Provided records =>
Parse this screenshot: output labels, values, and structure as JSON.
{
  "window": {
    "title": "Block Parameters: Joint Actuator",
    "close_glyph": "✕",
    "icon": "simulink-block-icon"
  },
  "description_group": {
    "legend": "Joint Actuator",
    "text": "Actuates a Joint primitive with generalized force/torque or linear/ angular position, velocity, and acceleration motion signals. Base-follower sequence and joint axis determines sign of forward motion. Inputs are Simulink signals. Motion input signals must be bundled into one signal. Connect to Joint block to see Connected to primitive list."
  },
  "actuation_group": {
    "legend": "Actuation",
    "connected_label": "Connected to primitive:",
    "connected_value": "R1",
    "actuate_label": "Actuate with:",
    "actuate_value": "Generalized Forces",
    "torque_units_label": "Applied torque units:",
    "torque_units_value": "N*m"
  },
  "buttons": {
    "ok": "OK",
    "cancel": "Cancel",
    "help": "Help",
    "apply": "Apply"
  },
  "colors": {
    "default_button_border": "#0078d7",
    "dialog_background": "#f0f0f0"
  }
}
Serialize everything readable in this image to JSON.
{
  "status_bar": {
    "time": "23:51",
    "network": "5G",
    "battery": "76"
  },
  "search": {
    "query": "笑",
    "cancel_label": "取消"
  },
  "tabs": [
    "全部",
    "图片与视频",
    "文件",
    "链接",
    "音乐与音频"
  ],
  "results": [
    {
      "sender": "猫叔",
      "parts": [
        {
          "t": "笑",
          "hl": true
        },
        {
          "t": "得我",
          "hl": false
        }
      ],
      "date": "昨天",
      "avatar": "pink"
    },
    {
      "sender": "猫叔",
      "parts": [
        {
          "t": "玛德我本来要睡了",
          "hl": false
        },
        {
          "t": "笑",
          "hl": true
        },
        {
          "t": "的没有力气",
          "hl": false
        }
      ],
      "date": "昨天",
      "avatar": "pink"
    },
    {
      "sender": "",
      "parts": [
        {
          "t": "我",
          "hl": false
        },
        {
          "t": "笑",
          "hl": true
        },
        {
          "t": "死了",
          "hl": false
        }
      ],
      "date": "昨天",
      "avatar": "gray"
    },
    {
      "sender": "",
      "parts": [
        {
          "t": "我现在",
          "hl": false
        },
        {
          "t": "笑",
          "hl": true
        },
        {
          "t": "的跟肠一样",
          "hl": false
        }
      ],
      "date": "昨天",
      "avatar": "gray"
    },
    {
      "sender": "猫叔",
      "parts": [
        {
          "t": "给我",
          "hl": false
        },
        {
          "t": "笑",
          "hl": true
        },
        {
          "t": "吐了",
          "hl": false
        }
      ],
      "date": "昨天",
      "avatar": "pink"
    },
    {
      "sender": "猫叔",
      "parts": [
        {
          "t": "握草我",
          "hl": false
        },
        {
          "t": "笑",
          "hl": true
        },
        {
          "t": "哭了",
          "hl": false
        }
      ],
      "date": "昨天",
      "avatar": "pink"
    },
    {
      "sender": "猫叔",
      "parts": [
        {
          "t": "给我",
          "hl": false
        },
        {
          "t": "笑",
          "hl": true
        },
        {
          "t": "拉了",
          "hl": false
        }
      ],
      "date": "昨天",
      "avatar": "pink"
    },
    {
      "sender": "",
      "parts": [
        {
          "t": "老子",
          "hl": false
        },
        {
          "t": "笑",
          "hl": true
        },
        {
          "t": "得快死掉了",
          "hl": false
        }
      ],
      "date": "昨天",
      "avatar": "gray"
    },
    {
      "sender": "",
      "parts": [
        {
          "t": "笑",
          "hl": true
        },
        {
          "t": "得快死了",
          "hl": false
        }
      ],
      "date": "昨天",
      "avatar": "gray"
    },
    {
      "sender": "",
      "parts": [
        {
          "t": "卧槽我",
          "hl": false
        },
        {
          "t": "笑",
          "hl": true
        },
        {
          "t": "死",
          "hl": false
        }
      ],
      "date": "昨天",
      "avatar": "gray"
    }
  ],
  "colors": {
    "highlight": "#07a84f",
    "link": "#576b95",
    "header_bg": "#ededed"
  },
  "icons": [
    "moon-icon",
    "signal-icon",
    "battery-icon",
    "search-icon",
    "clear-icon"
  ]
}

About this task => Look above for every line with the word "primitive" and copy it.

Written solution =>
    "text": "Actuates a Joint primitive with generalized force/torque or linear/ angular position, velocity, and acceleration motion signals. Base-follower sequence and joint axis determines sign of forward motion. Inputs are Simulink signals. Motion input signals must be bundled into one signal. Connect to Joint block to see Connected to primitive list."
    "connected_label": "Connected to primitive:",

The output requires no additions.